### WHAT NEEDS TO BE DONE:
Reproduce the entries that follow exactly. No picture should appear in the result.

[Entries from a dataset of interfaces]
========================================

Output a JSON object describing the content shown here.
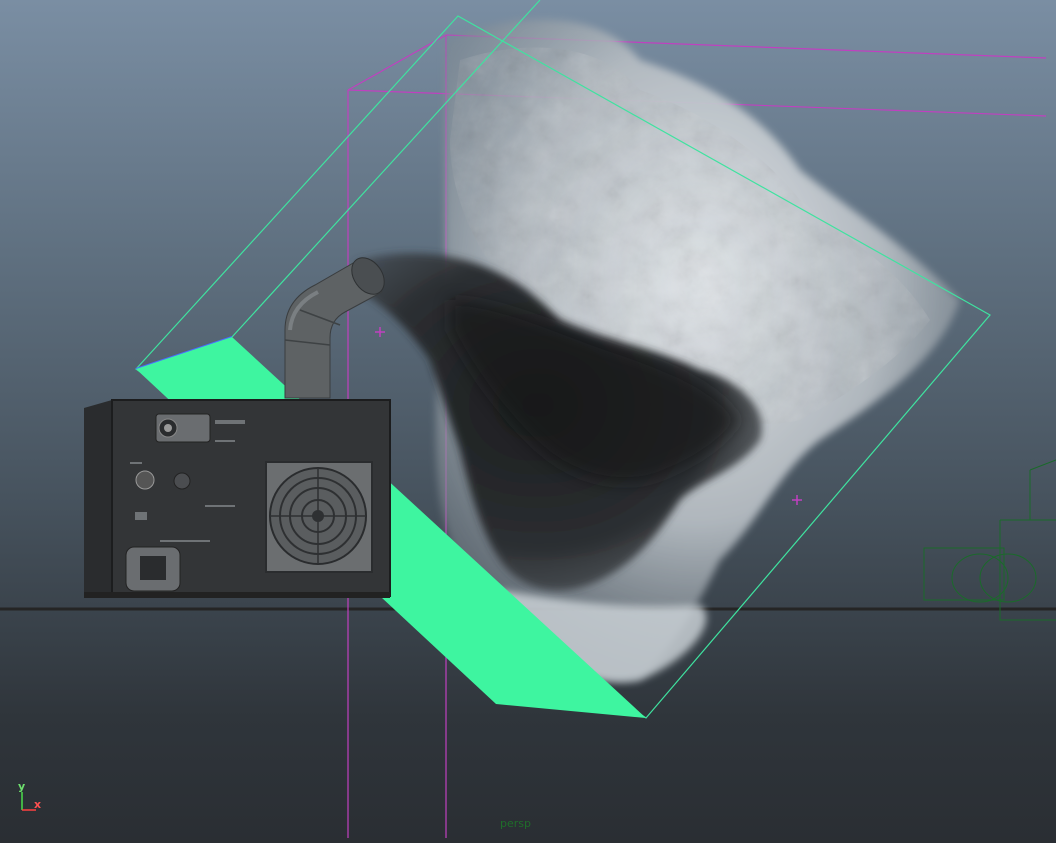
{
  "viewport": {
    "camera_name": "persp",
    "axis_labels": {
      "y": "y",
      "x": "x"
    }
  },
  "colors": {
    "bbox_green": "#3fe3a0",
    "locator_magenta": "#c040c0",
    "emitter_plane": "#3ef5a0",
    "ground_line": "#2a2a2a"
  },
  "objects": [
    "fog-machine",
    "smoke-fluid-volume",
    "emitter-plane",
    "fluid-container-bbox",
    "locator",
    "pipe"
  ]
}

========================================

### WRITTEN RESPONSE:
Output a JSON object describing the content shown here.
{
  "viewport": {
    "camera_name": "persp",
    "axis_labels": {
      "y": "y",
      "x": "x"
    }
  },
  "colors": {
    "bbox_green": "#3fe3a0",
    "locator_magenta": "#c040c0",
    "emitter_plane": "#3ef5a0",
    "ground_line": "#2a2a2a"
  },
  "objects": [
    "fog-machine",
    "smoke-fluid-volume",
    "emitter-plane",
    "fluid-container-bbox",
    "locator",
    "pipe"
  ]
}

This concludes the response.